§ **EXERCISE DESCRIPTION**:
Everything in the listing below needs to be retyped exactly.

·····

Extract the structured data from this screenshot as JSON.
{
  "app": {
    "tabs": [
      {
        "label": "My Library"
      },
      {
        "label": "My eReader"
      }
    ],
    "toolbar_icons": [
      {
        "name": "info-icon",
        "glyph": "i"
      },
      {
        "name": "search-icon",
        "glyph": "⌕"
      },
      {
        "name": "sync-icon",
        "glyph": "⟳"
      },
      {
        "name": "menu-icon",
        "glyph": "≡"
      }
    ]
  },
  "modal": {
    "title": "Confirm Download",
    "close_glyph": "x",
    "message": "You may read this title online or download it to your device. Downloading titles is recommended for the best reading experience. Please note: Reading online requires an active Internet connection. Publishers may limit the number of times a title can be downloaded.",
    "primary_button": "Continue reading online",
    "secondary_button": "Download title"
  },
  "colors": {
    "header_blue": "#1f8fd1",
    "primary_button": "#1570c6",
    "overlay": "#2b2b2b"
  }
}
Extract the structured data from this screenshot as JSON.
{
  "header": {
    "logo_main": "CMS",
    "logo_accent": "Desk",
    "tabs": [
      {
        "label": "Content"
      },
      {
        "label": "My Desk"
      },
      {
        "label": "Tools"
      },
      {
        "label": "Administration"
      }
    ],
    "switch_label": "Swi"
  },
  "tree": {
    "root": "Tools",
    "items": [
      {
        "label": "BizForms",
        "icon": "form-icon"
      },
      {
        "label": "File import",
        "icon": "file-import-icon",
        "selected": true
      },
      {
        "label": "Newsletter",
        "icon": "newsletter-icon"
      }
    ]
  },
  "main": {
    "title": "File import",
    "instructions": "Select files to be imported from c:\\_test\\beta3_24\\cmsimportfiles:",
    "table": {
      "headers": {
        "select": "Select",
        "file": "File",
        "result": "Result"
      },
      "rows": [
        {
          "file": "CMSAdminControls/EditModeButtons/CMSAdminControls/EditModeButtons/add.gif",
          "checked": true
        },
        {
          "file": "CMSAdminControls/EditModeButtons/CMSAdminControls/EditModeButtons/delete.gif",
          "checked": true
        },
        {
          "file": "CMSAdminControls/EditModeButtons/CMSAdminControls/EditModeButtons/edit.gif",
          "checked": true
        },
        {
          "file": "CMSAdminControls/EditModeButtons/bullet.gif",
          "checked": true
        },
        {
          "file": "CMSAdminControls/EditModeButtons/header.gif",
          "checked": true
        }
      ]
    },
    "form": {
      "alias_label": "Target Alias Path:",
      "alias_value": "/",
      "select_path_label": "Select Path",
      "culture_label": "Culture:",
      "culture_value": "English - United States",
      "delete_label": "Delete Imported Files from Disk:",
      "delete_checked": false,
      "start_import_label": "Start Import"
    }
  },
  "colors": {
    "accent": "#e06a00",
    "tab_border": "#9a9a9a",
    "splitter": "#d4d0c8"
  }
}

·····

§ **OUTPUT OF THE EXERCISE**:
Extract the structured data from this screenshot as JSON.
{
  "app": {
    "tabs": [
      {
        "label": "My Library"
      },
      {
        "label": "My eReader"
      }
    ],
    "toolbar_icons": [
      {
        "name": "info-icon",
        "glyph": "i"
      },
      {
        "name": "search-icon",
        "glyph": "⌕"
      },
      {
        "name": "sync-icon",
        "glyph": "⟳"
      },
      {
        "name": "menu-icon",
        "glyph": "≡"
      }
    ]
  },
  "modal": {
    "title": "Confirm Download",
    "close_glyph": "x",
    "message": "You may read this title online or download it to your device. Downloading titles is recommended for the best reading experience. Please note: Reading online requires an active Internet connection. Publishers may limit the number of times a title can be downloaded.",
    "primary_button": "Continue reading online",
    "secondary_button": "Download title"
  },
  "colors": {
    "header_blue": "#1f8fd1",
    "primary_button": "#1570c6",
    "overlay": "#2b2b2b"
  }
}
Extract the structured data from this screenshot as JSON.
{
  "header": {
    "logo_main": "CMS",
    "logo_accent": "Desk",
    "tabs": [
      {
        "label": "Content"
      },
      {
        "label": "My Desk"
      },
      {
        "label": "Tools"
      },
      {
        "label": "Administration"
      }
    ],
    "switch_label": "Swi"
  },
  "tree": {
    "root": "Tools",
    "items": [
      {
        "label": "BizForms",
        "icon": "form-icon"
      },
      {
        "label": "File import",
        "icon": "file-import-icon",
        "selected": true
      },
      {
        "label": "Newsletter",
        "icon": "newsletter-icon"
      }
    ]
  },
  "main": {
    "title": "File import",
    "instructions": "Select files to be imported from c:\\_test\\beta3_24\\cmsimportfiles:",
    "table": {
      "headers": {
        "select": "Select",
        "file": "File",
        "result": "Result"
      },
      "rows": [
        {
          "file": "CMSAdminControls/EditModeButtons/CMSAdminControls/EditModeButtons/add.gif",
          "checked": true
        },
        {
          "file": "CMSAdminControls/EditModeButtons/CMSAdminControls/EditModeButtons/delete.gif",
          "checked": true
        },
        {
          "file": "CMSAdminControls/EditModeButtons/CMSAdminControls/EditModeButtons/edit.gif",
          "checked": true
        },
        {
          "file": "CMSAdminControls/EditModeButtons/bullet.gif",
          "checked": true
        },
        {
          "file": "CMSAdminControls/EditModeButtons/header.gif",
          "checked": true
        }
      ]
    },
    "form": {
      "alias_label": "Target Alias Path:",
      "alias_value": "/",
      "select_path_label": "Select Path",
      "culture_label": "Culture:",
      "culture_value": "English - United States",
      "delete_label": "Delete Imported Files from Disk:",
      "delete_checked": false,
      "start_import_label": "Start Import"
    }
  },
  "colors": {
    "accent": "#e06a00",
    "tab_border": "#9a9a9a",
    "splitter": "#d4d0c8"
  }
}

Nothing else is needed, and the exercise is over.